Before leaving the Old Town, you may also want to shop for pashminas, gold jewellery and souvenirs at the Grand Bazaar. Here, a Turkish Bond Street has been fashioned in the main alley of a 500-year-old building which leads off into an enticing warren of ancient aisles.  Many of the cheaper pashminas are made in China; head for Sehrazat for some of the best local examples, made of beautiful printed or  embroidered silk.  Do save plenty of lira for the new town, though.  It has its very own Portobello in Cukurcuma, an up and coming area where wonderful retro relics sit side by side with Turkish antiques, alternative designer gear and locally-made jewellery.  Head for Faik Pasa Yokusu, lined with enticing bric-a-brac emporia — Popcorn is the most famous — and visit Aziz across the road for colourful, affordable fabrics and jewellery from Turkestan. Visit Buka higher up the hill for original clothes designed in-store.

While Taksim is surrounded by hotels, it’s nicer to stay right on the water, and if the budget permits, look no further than the Ciragan Palace, an old royal residence whose modern addition forms the bulk of the city’s finest hotel.  

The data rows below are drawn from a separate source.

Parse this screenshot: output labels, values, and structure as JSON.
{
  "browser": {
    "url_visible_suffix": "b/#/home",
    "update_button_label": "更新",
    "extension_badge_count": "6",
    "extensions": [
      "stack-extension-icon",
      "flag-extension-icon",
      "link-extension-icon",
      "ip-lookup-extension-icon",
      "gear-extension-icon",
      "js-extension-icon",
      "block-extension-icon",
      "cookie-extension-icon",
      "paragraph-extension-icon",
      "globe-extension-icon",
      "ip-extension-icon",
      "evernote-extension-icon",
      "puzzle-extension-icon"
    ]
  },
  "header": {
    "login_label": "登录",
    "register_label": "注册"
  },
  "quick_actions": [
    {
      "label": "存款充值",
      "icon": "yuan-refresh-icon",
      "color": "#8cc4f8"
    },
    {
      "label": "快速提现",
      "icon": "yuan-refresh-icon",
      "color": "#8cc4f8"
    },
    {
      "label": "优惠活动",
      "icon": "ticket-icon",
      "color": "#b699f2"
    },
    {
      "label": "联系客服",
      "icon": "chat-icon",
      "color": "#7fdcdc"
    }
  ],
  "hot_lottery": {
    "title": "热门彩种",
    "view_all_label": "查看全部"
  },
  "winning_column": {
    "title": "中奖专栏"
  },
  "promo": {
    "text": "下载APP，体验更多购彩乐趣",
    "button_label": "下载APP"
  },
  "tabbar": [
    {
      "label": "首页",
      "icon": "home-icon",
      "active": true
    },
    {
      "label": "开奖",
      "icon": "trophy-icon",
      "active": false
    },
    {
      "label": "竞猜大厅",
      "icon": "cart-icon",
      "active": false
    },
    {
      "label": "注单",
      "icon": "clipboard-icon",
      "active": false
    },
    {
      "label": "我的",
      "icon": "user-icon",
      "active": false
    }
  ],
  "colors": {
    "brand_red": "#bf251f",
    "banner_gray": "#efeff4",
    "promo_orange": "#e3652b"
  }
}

The best rooms offer wraparound views of the Bosphorous, with the old city skyline to one side, the Ortakoy mosque and bridge to the other.  Palatial suites and a traditional Ottoman restaurant occupy the main building, and there is also a fabulous ancient marble hammam which can be visited.  Today the Turkish bath experience is delivered in privacy and comfort in the hotel’s modern subterranean hammam and spa.  

The Ciragan is situated between two of the best bits of modern Istanbul - the city’s equivalent of the Tate Modern on the road into town, which absolutely demands a visit, and Ortakoy a 10-minute stroll in the other direction.  Ortakoy, a sort of Istanbulli Hampstead, is sublime on weekends, when the indoor-outdoor House Cafe on the water is hopping day and night, and there is a great weekend crafts market.

    Last updated: 10:25am, December 23 2009